As the students enter the room, they take out their journals and respond to the prompt:
Draw and label a neuron.
This prompt poses some difficulty for the students because the flipped notes do not include a diagram of a neuron. Several students reach for textbooks or look at the neuron example on the bulletin board. At this point in the school year, I expect the students to seek out information on their own without me telling them to find the information.
While the students work, I circulate through the room to review their responses. When I see a student who is struggling, for instance a student who has drawn a picture of a circle, I ask him/her where he/she might find the information and wait until he/she has located an information source and begun adding to the drawing.
This is the video students view prior to this lesson and the notes review they are expected to complete.
Once we have reviewed the journal, I show the notes presentation on the SMARTBoard. I briefly review the information about the spinal cord with the students. This information is straightforward, so the students do not have difficulty understanding the information. Sometimes the students have questions about spinal cord injuries, and I address their questions if I know the answers or I record the questions to answer later.
We then review the various structures of neurons. I do this by pointing out the various structures, beginning with the dendrites, and moving through the structures of the neuron and the manner in which signals travel through it. I do this to help set a foundation for remembering how signals travel through neurons.
After reviewing the structures, I specifically discuss the manner in which signals travel from neuron to neuron. This information is abstract and difficult for students to understand, so I share student created videos with them. The videos I share were created by students from previous classes as part of their capstone project. By using videos from previous classes, I am able to show students examples of my expectations for the projects and provide current students with additional ways to review the information, as discussed by their peers.
After viewing the student created videos, I lead the students in another review of the structures of a neuron. For this review, I use a working model and I have student volunteers represent different structures. Once we have named all of the structures, the students try to demonstrate how impulses travel through a neuron. Some students do well with this part and some classes struggle a bit.
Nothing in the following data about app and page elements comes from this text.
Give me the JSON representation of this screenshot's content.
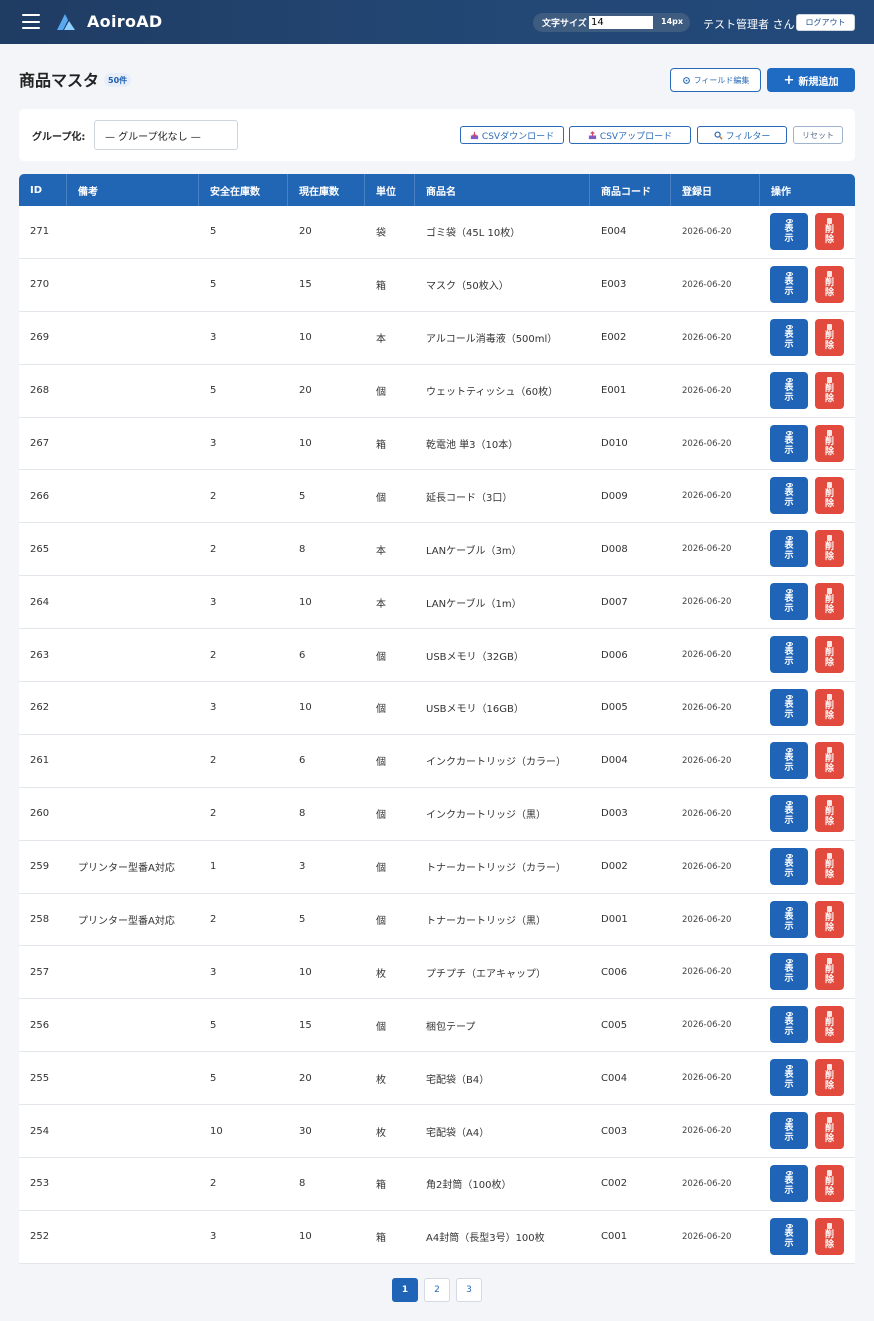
{
  "header": {
    "brand": "AoiroAD",
    "font_size_label": "文字サイズ",
    "font_size_value": "14",
    "font_size_unit": "14px",
    "user": "テスト管理者 さん",
    "logout": "ログアウト"
  },
  "page": {
    "title": "商品マスタ",
    "count": "50件",
    "field_edit": "フィールド編集",
    "add_new": "新規追加"
  },
  "toolbar": {
    "group_label": "グループ化:",
    "group_value": "— グループ化なし —",
    "csv_download": "CSVダウンロード",
    "csv_upload": "CSVアップロード",
    "filter": "フィルター",
    "reset": "リセット"
  },
  "table": {
    "columns": [
      "ID",
      "備考",
      "安全在庫数",
      "現在庫数",
      "単位",
      "商品名",
      "商品コード",
      "登録日",
      "操作"
    ],
    "view_label_1": "表",
    "view_label_2": "示",
    "delete_label_1": "削",
    "delete_label_2": "除",
    "rows": [
      {
        "id": "271",
        "note": "",
        "safety": "5",
        "stock": "20",
        "unit": "袋",
        "name": "ゴミ袋（45L 10枚）",
        "code": "E004",
        "date": "2026-06-20"
      },
      {
        "id": "270",
        "note": "",
        "safety": "5",
        "stock": "15",
        "unit": "箱",
        "name": "マスク（50枚入）",
        "code": "E003",
        "date": "2026-06-20"
      },
      {
        "id": "269",
        "note": "",
        "safety": "3",
        "stock": "10",
        "unit": "本",
        "name": "アルコール消毒液（500ml）",
        "code": "E002",
        "date": "2026-06-20"
      },
      {
        "id": "268",
        "note": "",
        "safety": "5",
        "stock": "20",
        "unit": "個",
        "name": "ウェットティッシュ（60枚）",
        "code": "E001",
        "date": "2026-06-20"
      },
      {
        "id": "267",
        "note": "",
        "safety": "3",
        "stock": "10",
        "unit": "箱",
        "name": "乾電池 単3（10本）",
        "code": "D010",
        "date": "2026-06-20"
      },
      {
        "id": "266",
        "note": "",
        "safety": "2",
        "stock": "5",
        "unit": "個",
        "name": "延長コード（3口）",
        "code": "D009",
        "date": "2026-06-20"
      },
      {
        "id": "265",
        "note": "",
        "safety": "2",
        "stock": "8",
        "unit": "本",
        "name": "LANケーブル（3m）",
        "code": "D008",
        "date": "2026-06-20"
      },
      {
        "id": "264",
        "note": "",
        "safety": "3",
        "stock": "10",
        "unit": "本",
        "name": "LANケーブル（1m）",
        "code": "D007",
        "date": "2026-06-20"
      },
      {
        "id": "263",
        "note": "",
        "safety": "2",
        "stock": "6",
        "unit": "個",
        "name": "USBメモリ（32GB）",
        "code": "D006",
        "date": "2026-06-20"
      },
      {
        "id": "262",
        "note": "",
        "safety": "3",
        "stock": "10",
        "unit": "個",
        "name": "USBメモリ（16GB）",
        "code": "D005",
        "date": "2026-06-20"
      },
      {
        "id": "261",
        "note": "",
        "safety": "2",
        "stock": "6",
        "unit": "個",
        "name": "インクカートリッジ（カラー）",
        "code": "D004",
        "date": "2026-06-20"
      },
      {
        "id": "260",
        "note": "",
        "safety": "2",
        "stock": "8",
        "unit": "個",
        "name": "インクカートリッジ（黒）",
        "code": "D003",
        "date": "2026-06-20"
      },
      {
        "id": "259",
        "note": "プリンター型番A対応",
        "safety": "1",
        "stock": "3",
        "unit": "個",
        "name": "トナーカートリッジ（カラー）",
        "code": "D002",
        "date": "2026-06-20"
      },
      {
        "id": "258",
        "note": "プリンター型番A対応",
        "safety": "2",
        "stock": "5",
        "unit": "個",
        "name": "トナーカートリッジ（黒）",
        "code": "D001",
        "date": "2026-06-20"
      },
      {
        "id": "257",
        "note": "",
        "safety": "3",
        "stock": "10",
        "unit": "枚",
        "name": "プチプチ（エアキャップ）",
        "code": "C006",
        "date": "2026-06-20"
      },
      {
        "id": "256",
        "note": "",
        "safety": "5",
        "stock": "15",
        "unit": "個",
        "name": "梱包テープ",
        "code": "C005",
        "date": "2026-06-20"
      },
      {
        "id": "255",
        "note": "",
        "safety": "5",
        "stock": "20",
        "unit": "枚",
        "name": "宅配袋（B4）",
        "code": "C004",
        "date": "2026-06-20"
      },
      {
        "id": "254",
        "note": "",
        "safety": "10",
        "stock": "30",
        "unit": "枚",
        "name": "宅配袋（A4）",
        "code": "C003",
        "date": "2026-06-20"
      },
      {
        "id": "253",
        "note": "",
        "safety": "2",
        "stock": "8",
        "unit": "箱",
        "name": "角2封筒（100枚）",
        "code": "C002",
        "date": "2026-06-20"
      },
      {
        "id": "252",
        "note": "",
        "safety": "3",
        "stock": "10",
        "unit": "箱",
        "name": "A4封筒（長型3号）100枚",
        "code": "C001",
        "date": "2026-06-20"
      }
    ]
  },
  "pagination": {
    "pages": [
      "1",
      "2",
      "3"
    ],
    "current": "1"
  },
  "colors": {
    "header_bg": "#1f3c63",
    "accent": "#2166b5",
    "delete": "#e14a3c"
  }
}
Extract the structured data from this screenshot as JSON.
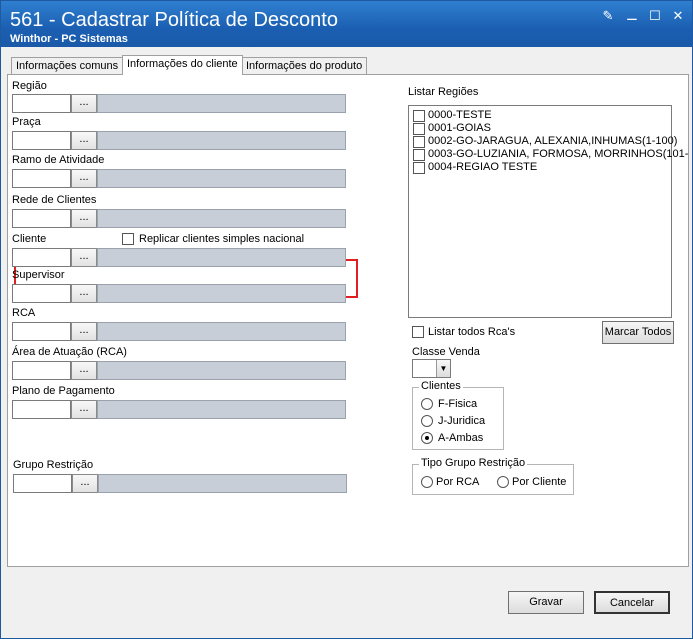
{
  "window": {
    "title": "561 - Cadastrar Política de Desconto",
    "subtitle": "Winthor - PC Sistemas"
  },
  "tabs": [
    {
      "label": "Informações comuns"
    },
    {
      "label": "Informações do cliente"
    },
    {
      "label": "Informações do produto"
    }
  ],
  "fields": {
    "regiao": "Região",
    "praca": "Praça",
    "ramo": "Ramo de Atividade",
    "rede": "Rede de Clientes",
    "cliente": "Cliente",
    "replicar": "Replicar clientes simples nacional",
    "supervisor": "Supervisor",
    "rca": "RCA",
    "area": "Área de Atuação (RCA)",
    "plano": "Plano de Pagamento",
    "grupo": "Grupo Restrição"
  },
  "lookup_button_label": "...",
  "regions": {
    "label": "Listar Regiões",
    "items": [
      "0000-TESTE",
      "0001-GOIAS",
      "0002-GO-JARAGUA, ALEXANIA,INHUMAS(1-100)",
      "0003-GO-LUZIANIA, FORMOSA, MORRINHOS(101-",
      "0004-REGIAO TESTE"
    ]
  },
  "listar_rcas": "Listar todos Rca's",
  "marcar_todos": "Marcar Todos",
  "classe_venda": "Classe Venda",
  "clientes_group": {
    "title": "Clientes",
    "options": [
      "F-Fisica",
      "J-Juridica",
      "A-Ambas"
    ],
    "selected": "A-Ambas"
  },
  "tipo_grupo": {
    "title": "Tipo Grupo Restrição",
    "options": [
      "Por RCA",
      "Por Cliente"
    ]
  },
  "buttons": {
    "gravar": "Gravar",
    "cancelar": "Cancelar"
  },
  "colors": {
    "titlebar": "#1b5fb2",
    "highlight": "#e02020",
    "readonly_field": "#c7ced7"
  }
}
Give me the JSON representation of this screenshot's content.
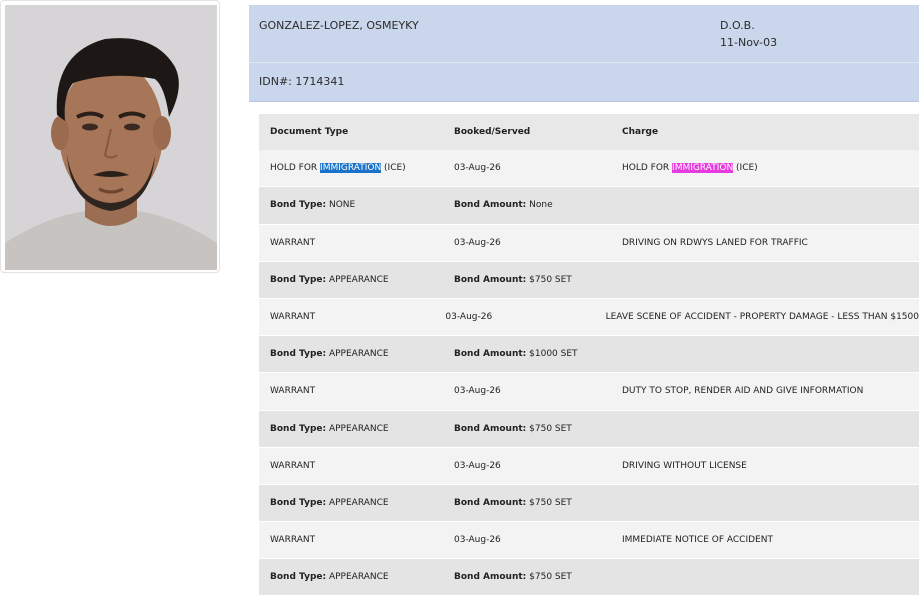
{
  "inmate": {
    "name": "GONZALEZ-LOPEZ, OSMEYKY",
    "dob_label": "D.O.B.",
    "dob": "11-Nov-03",
    "idn": "IDN#: 1714341"
  },
  "columns": [
    "Document Type",
    "Booked/Served",
    "Charge"
  ],
  "bond_type_label": "Bond Type:",
  "bond_amount_label": "Bond Amount:",
  "charges": [
    {
      "doc_before": "HOLD FOR ",
      "doc_highlight": "IMMIGRATION",
      "doc_after": " (ICE)",
      "date": "03-Aug-26",
      "charge_before": "HOLD FOR ",
      "charge_highlight": "IMMIGRATION",
      "charge_after": " (ICE)",
      "bond_type": " NONE",
      "bond_amount": " None"
    },
    {
      "doc_before": "WARRANT",
      "doc_highlight": "",
      "doc_after": "",
      "date": "03-Aug-26",
      "charge_before": "DRIVING ON RDWYS LANED FOR TRAFFIC",
      "charge_highlight": "",
      "charge_after": "",
      "bond_type": " APPEARANCE",
      "bond_amount": " $750 SET"
    },
    {
      "doc_before": "WARRANT",
      "doc_highlight": "",
      "doc_after": "",
      "date": "03-Aug-26",
      "charge_before": "LEAVE SCENE OF ACCIDENT - PROPERTY DAMAGE - LESS THAN $1500",
      "charge_highlight": "",
      "charge_after": "",
      "bond_type": " APPEARANCE",
      "bond_amount": " $1000 SET"
    },
    {
      "doc_before": "WARRANT",
      "doc_highlight": "",
      "doc_after": "",
      "date": "03-Aug-26",
      "charge_before": "DUTY TO STOP, RENDER AID AND GIVE INFORMATION",
      "charge_highlight": "",
      "charge_after": "",
      "bond_type": " APPEARANCE",
      "bond_amount": " $750 SET"
    },
    {
      "doc_before": "WARRANT",
      "doc_highlight": "",
      "doc_after": "",
      "date": "03-Aug-26",
      "charge_before": "DRIVING WITHOUT LICENSE",
      "charge_highlight": "",
      "charge_after": "",
      "bond_type": " APPEARANCE",
      "bond_amount": " $750 SET"
    },
    {
      "doc_before": "WARRANT",
      "doc_highlight": "",
      "doc_after": "",
      "date": "03-Aug-26",
      "charge_before": "IMMEDIATE NOTICE OF ACCIDENT",
      "charge_highlight": "",
      "charge_after": "",
      "bond_type": " APPEARANCE",
      "bond_amount": " $750 SET"
    }
  ],
  "colors": {
    "header_bg": "#c9d6eb",
    "highlight_blue": "#1a73c8",
    "highlight_magenta": "#e63bdc",
    "row_light": "#f3f3f3",
    "row_dark": "#e4e4e4"
  }
}
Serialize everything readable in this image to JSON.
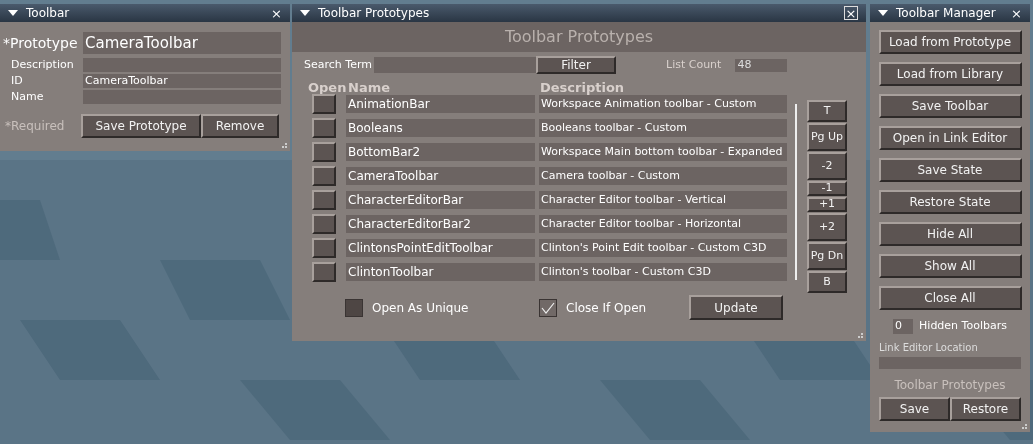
{
  "toolbar_panel": {
    "title": "Toolbar",
    "close": "×",
    "fields": [
      {
        "kind": "primary",
        "label": "*Prototype",
        "value": "CameraToolbar"
      },
      {
        "kind": "secondary",
        "label": "Description"
      },
      {
        "kind": "secondary",
        "label": "ID",
        "value": "CameraToolbar"
      },
      {
        "kind": "secondary",
        "label": "Name"
      }
    ],
    "required_note": "*Required",
    "buttons": [
      "Save Prototype",
      "Remove"
    ]
  },
  "prototypes_panel": {
    "title": "Toolbar Prototypes",
    "close": "×",
    "heading": "Toolbar Prototypes",
    "search_label": "Search Term",
    "filter_button": "Filter",
    "list_count_label": "List Count",
    "list_count": "48",
    "columns": [
      "Open",
      "Name",
      "Description"
    ],
    "rows": [
      {
        "open": false,
        "name": "AnimationBar",
        "description": "Workspace Animation toolbar - Custom"
      },
      {
        "open": false,
        "name": "Booleans",
        "description": "Booleans toolbar - Custom"
      },
      {
        "open": false,
        "name": "BottomBar2",
        "description": "Workspace Main bottom toolbar - Expanded"
      },
      {
        "open": false,
        "name": "CameraToolbar",
        "description": "Camera toolbar - Custom"
      },
      {
        "open": false,
        "name": "CharacterEditorBar",
        "description": "Character Editor toolbar - Vertical"
      },
      {
        "open": false,
        "name": "CharacterEditorBar2",
        "description": "Character Editor toolbar - Horizontal"
      },
      {
        "open": false,
        "name": "ClintonsPointEditToolbar",
        "description": "Clinton's Point Edit toolbar - Custom C3D"
      },
      {
        "open": false,
        "name": "ClintonToolbar",
        "description": "Clinton's toolbar - Custom C3D"
      }
    ],
    "scroll_buttons": [
      {
        "label": "T",
        "kind": "end"
      },
      {
        "label": "Pg Up",
        "kind": "page"
      },
      {
        "label": "-2",
        "kind": "page"
      },
      {
        "label": "-1",
        "kind": "step"
      },
      {
        "label": "+1",
        "kind": "step"
      },
      {
        "label": "+2",
        "kind": "page"
      },
      {
        "label": "Pg Dn",
        "kind": "page"
      },
      {
        "label": "B",
        "kind": "end"
      }
    ],
    "options": [
      {
        "label": "Open As Unique",
        "checked": false
      },
      {
        "label": "Close If Open",
        "checked": true
      }
    ],
    "update_button": "Update"
  },
  "manager_panel": {
    "title": "Toolbar Manager",
    "close": "×",
    "buttons": [
      "Load from Prototype",
      "Load from Library",
      "Save Toolbar",
      "Open in Link Editor",
      "Save State",
      "Restore State",
      "Hide All",
      "Show All",
      "Close All"
    ],
    "hidden_count": "0",
    "hidden_label": "Hidden Toolbars",
    "link_editor_label": "Link Editor Location",
    "prototypes_label": "Toolbar Prototypes",
    "bottom_buttons": [
      "Save",
      "Restore"
    ]
  }
}
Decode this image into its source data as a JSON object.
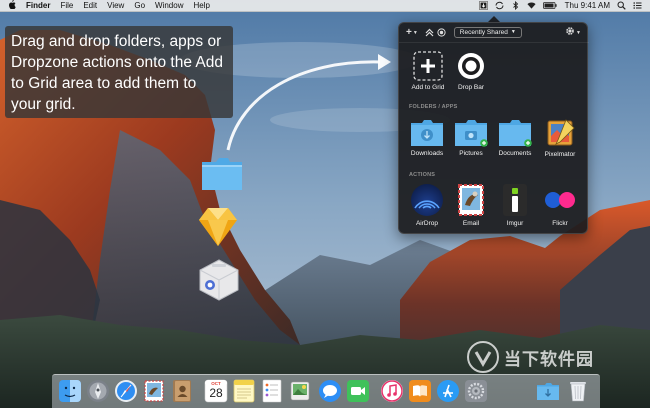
{
  "menubar": {
    "app_name": "Finder",
    "items": [
      "File",
      "Edit",
      "View",
      "Go",
      "Window",
      "Help"
    ],
    "clock": "Thu 9:41 AM"
  },
  "caption": {
    "text": "Drag and drop folders, apps or Dropzone actions onto the Add to Grid area to add them to your grid."
  },
  "panel": {
    "toolbar": {
      "add_label": "+",
      "dropdown_value": "Recently Shared"
    },
    "top_items": [
      {
        "label": "Add to Grid",
        "icon": "plus-square-icon"
      },
      {
        "label": "Drop Bar",
        "icon": "drop-bar-icon"
      }
    ],
    "folders_section_label": "FOLDERS / APPS",
    "folders": [
      {
        "label": "Downloads",
        "icon": "downloads-folder-icon"
      },
      {
        "label": "Pictures",
        "icon": "pictures-folder-icon"
      },
      {
        "label": "Documents",
        "icon": "documents-folder-icon"
      },
      {
        "label": "Pixelmator",
        "icon": "pixelmator-icon"
      }
    ],
    "actions_section_label": "ACTIONS",
    "actions": [
      {
        "label": "AirDrop",
        "icon": "airdrop-icon"
      },
      {
        "label": "Email",
        "icon": "email-icon"
      },
      {
        "label": "Imgur",
        "icon": "imgur-icon"
      },
      {
        "label": "Flickr",
        "icon": "flickr-icon"
      }
    ]
  },
  "dock": {
    "calendar_month": "OCT",
    "calendar_day": "28"
  },
  "watermark": {
    "text": "当下软件园"
  }
}
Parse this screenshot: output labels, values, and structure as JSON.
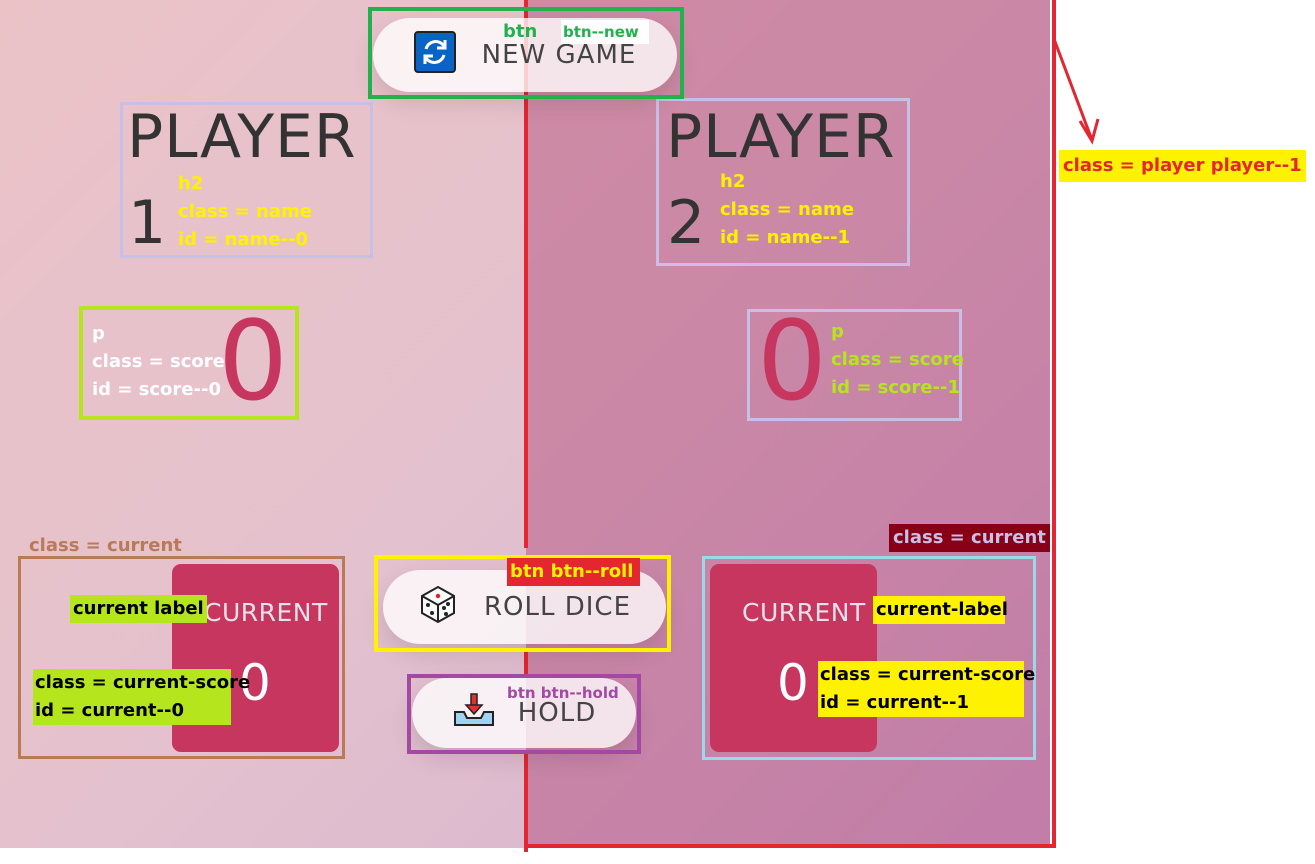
{
  "buttons": {
    "new_game": "NEW GAME",
    "roll_dice": "ROLL DICE",
    "hold": "HOLD"
  },
  "players": [
    {
      "name": "PLAYER",
      "number": "1",
      "score": "0",
      "current_label": "CURRENT",
      "current_score": "0"
    },
    {
      "name": "PLAYER",
      "number": "2",
      "score": "0",
      "current_label": "CURRENT",
      "current_score": "0"
    }
  ],
  "annotations": {
    "btn": "btn",
    "btn_new": "btn--new",
    "btn_roll": "btn   btn--roll",
    "btn_hold": "btn btn--hold",
    "player1_class": "class = player player--1",
    "name0": {
      "tag": "h2",
      "cls": "class = name",
      "id": "id = name--0"
    },
    "name1": {
      "tag": "h2",
      "cls": "class = name",
      "id": "id = name--1"
    },
    "score0": {
      "tag": "p",
      "cls": "class = score",
      "id": "id = score--0"
    },
    "score1": {
      "tag": "p",
      "cls": "class = score",
      "id": "id = score--1"
    },
    "current0_class": "class = current",
    "current1_class": "class = current",
    "current0_label": "current label",
    "current1_label": "current-label",
    "current0_score": {
      "cls": "class = current-score",
      "id": "id = current--0"
    },
    "current1_score": {
      "cls": "class = current-score",
      "id": "id = current--1"
    }
  },
  "colors": {
    "accent": "#c7365f",
    "annotation_red": "#e3262f",
    "annotation_yellow": "#fff200",
    "annotation_green": "#22b14c",
    "annotation_lime": "#b5e61d",
    "annotation_lavender": "#c8bfe7",
    "annotation_purple": "#a349a4",
    "annotation_brown": "#b97a57",
    "annotation_lightblue": "#99d9ea"
  }
}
This video demonstrates how the students use the model.
Understanding how neurons function is important in developing an understanding of how sensory information travels to the brain (NGSS MS-LS1-8). The various models used in this activity address NGSS SP2 and the Cross Cutting Concepts Structure and Function as well as Systems and System Models as students learn about the various structures of the neuron and how they contribute to the neuron's function.
After we review the structures of the neuron, I have the students open the Neurons activity with me. I work through the different tabs of the online activity, beginning with the introduction. I ask the students to describe each part of the neuron and then I select that section of the neuron and review the information with the students. This video demonstrates how I use the website with my students.
I have the students go through the other tabs on their own and then complete a brief assignment on the last tab. The students also need to complete a Claims-Evidence-Reasoning (CER) statement.
While the students work on this activity, I circulate through the room to check for understanding and to help students who are having difficulty. This student work sample demonstrates that the student was able to successfully complete the circuit and complete the CER. While the student demonstrates her understanding that neurons are important and necessary to survival, her explanation that people may become sick without them shows that I need to review the functions of neurons again in an upcoming lesson.
Near the end of class, I ask the students to shut down their Chromebooks and to look at a drawing of a neuron. As I point to different parts of the neuron, I ask for volunteers to name the structure. Once we have named all of the structures, I ask for a volunteer to simulate an impulse and to use the drawing to show us how the impulse travels through the neuron. I explain to the students that the intent of reviewing the structures and the path of an impulse using different models and movies is to help strengthen their neural pathway and better remember the information about the neuron.